There can be no surer sign of Colombia having finally shed its image of crime-ridden drug haven than the fact that during my entire week-long stay there I wasn’t offered cocaine even once. The only lines I saw were at the airport’s immigration desks as more and more people are discovering this unspoilt and hitherto unloved part of South America. A vanguard of tourists are taking advantage of Colombia’s vastly improved security situation, a result of the long-established and enduring ceasefire in its 50 year battle with the Marxist guerrilla group FARC. My own visit to the country that is supposedly the site of the mythical golden city of El Dorado, was arranged by ProColombia and took in both the capital Bogota and the city of Pereira and its surrounding countryside deep in the coffee producing Paisa region on the slopes of the Andes’ central ridge.

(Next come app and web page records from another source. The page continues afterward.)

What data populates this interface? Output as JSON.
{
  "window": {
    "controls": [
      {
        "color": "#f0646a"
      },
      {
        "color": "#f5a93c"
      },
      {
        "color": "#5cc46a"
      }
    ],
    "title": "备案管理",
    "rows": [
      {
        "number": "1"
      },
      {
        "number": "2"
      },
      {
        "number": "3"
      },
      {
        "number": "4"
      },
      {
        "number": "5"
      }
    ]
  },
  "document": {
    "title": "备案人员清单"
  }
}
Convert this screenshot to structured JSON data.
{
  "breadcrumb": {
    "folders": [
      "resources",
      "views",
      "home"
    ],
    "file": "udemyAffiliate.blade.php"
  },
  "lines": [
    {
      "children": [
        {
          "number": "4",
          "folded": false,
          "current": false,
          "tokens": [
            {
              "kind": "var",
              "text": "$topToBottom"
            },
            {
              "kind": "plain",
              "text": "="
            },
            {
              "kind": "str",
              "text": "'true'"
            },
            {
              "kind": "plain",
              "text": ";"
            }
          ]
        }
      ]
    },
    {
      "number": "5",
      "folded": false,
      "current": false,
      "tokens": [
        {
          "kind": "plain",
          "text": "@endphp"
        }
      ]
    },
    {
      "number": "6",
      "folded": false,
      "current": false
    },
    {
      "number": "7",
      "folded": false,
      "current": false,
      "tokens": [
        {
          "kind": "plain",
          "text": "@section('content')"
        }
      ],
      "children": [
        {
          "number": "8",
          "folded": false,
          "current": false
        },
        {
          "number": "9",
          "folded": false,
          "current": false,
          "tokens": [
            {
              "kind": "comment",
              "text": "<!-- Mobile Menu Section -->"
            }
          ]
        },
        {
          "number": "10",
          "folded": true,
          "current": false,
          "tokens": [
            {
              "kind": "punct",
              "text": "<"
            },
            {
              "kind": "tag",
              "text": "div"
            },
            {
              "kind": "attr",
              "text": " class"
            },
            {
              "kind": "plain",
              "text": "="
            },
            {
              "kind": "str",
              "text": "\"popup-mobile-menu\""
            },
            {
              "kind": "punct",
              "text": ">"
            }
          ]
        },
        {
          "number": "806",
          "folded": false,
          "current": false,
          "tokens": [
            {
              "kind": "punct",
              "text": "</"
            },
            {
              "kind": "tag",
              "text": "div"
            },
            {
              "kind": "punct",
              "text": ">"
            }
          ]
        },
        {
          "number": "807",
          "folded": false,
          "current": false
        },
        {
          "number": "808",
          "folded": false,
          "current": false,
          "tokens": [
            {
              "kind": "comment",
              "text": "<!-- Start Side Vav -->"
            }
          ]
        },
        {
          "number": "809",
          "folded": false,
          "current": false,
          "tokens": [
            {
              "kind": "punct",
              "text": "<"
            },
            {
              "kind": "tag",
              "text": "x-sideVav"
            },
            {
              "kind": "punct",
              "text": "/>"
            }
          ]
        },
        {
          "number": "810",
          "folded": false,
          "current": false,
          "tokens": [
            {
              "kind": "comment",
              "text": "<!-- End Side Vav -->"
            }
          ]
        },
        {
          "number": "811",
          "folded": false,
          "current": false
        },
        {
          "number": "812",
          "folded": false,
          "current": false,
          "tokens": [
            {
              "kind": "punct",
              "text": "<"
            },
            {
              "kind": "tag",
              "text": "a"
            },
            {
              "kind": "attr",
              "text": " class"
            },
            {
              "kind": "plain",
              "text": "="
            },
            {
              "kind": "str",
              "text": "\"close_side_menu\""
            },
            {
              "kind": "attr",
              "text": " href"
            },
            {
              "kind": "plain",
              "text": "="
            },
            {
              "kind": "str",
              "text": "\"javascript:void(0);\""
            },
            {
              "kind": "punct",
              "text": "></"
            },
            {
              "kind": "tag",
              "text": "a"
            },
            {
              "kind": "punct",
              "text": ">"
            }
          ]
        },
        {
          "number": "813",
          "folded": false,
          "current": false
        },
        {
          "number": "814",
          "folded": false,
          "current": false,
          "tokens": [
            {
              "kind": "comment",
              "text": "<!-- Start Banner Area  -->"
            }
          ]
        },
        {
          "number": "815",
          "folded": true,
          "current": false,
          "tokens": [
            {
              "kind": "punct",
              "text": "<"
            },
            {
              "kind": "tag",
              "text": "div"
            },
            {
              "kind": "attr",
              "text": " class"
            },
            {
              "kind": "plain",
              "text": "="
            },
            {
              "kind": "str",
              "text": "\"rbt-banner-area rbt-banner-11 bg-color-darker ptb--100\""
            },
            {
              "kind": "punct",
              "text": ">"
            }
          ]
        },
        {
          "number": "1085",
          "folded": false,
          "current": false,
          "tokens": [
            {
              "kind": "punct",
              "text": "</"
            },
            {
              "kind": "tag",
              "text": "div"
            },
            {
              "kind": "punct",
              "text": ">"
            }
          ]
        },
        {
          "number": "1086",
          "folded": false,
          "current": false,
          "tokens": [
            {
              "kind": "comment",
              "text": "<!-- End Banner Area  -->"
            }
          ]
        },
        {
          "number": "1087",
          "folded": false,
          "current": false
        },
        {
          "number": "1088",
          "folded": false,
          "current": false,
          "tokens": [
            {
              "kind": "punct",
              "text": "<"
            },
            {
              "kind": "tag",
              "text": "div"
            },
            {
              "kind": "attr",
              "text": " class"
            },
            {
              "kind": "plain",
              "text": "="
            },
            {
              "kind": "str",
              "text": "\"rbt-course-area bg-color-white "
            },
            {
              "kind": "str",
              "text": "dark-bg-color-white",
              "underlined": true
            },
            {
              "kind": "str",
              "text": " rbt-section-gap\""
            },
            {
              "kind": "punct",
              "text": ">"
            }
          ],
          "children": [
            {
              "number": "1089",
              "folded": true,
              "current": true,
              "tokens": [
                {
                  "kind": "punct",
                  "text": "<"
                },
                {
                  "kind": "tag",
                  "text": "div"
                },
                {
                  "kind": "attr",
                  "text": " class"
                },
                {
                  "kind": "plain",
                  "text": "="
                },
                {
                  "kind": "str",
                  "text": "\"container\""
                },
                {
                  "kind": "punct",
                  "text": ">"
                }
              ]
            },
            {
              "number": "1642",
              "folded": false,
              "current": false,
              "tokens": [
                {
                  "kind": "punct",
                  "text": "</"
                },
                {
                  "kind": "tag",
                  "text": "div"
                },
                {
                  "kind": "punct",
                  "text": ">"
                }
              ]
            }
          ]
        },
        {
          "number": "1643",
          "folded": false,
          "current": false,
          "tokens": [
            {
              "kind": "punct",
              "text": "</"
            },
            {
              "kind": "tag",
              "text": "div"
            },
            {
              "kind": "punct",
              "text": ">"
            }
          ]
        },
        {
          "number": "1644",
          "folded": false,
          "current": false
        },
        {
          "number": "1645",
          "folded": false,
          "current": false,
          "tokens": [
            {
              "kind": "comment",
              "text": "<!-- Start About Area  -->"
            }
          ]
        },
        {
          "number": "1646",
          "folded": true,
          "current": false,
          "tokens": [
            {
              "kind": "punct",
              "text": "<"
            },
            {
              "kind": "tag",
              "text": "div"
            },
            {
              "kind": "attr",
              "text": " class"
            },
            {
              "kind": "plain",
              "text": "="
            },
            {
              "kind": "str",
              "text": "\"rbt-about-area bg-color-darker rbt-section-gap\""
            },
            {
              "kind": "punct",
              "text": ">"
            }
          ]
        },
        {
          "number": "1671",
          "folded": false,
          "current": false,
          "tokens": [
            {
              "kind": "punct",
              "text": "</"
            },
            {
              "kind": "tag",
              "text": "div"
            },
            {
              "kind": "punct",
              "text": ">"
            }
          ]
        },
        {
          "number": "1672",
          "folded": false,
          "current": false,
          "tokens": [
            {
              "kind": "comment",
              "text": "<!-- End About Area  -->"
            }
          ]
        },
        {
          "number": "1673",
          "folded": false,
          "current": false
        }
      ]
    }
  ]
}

It’s an eleven hour flight to Bogota from Heathrow and then another hour’s hop over the Andes to Pereira. After all that time spent in the drab, anodyne interior of an airliner, it’s a welcome treat for the eyes to take in the lush, almost fluorescent, green grass and joyfully bright yellow paint that adorns the houses lining the road from the airport into town. What becomes strikingly clear from the countless murals of different species of birds sprayed or painted on the walls and buildings that we drive past is how much Colombians love their nation’s feathered friends. It is officially the most biodiverse place on Earth with 1,912 species of bird registered there, making it an avian paradise for spotters, twitchers and tickers. Unfortunately, my bird recognition skills are sadly lacking: I know Great Tits when I see them but that’s about the limit of my ornithological acumen. I do, however, know a thing or two about coffee and am eagerly anticipating my first cup of Colombia’s soft, naturally sweet Arabica blend produced as a result of the local volcanic soil and the altitude at which the coffee plants grow.
We have been invited to the finca of Don Manolo Cafe, whose family are one of the 600,000 in this country that rely upon the bean for their income, making it the third largest producer in the world after Brazil and Vietnam. As we ascend the mist-shrouded mountain 1,530m above sea level, our driver crosses himself every time we pass a roadside statue of the Madonna — which, this being a good Catholic country, is every couple of hundred yards — removing his hands from the steering wheel to perform the self-blessing even as he navigates perilous hairpin bends and stomach-churningly steep drops only inches from our vehicle’s wheels. We arrive perfectly safely though and are greeted by boss Hector Manuel Arevalo who gives us a guided tour of his whole operation from the coffee bean’s growing and picking in the mountainside fields, to its drying, roasting and eventual packing for export (as 90% of the country’s crop is, only 10% remaining for domestic consumption).
The history of the drink is explained as we sip the finished product: how it was brought to Colombia from Holland by a priest whose religious community used it in their rituals; it was later banned by more conservative members of the church who thought its mind-awakening properties ungodly. Our guide, Joseph Florez of Nature Trips, also explains to us the symbiotic nature of his country’s relationship with the black brew and its contribution to the national economy: “Coffee is like our son - we nurture it, and in return it provides us with schools, roads, hospitals….we cherish it”.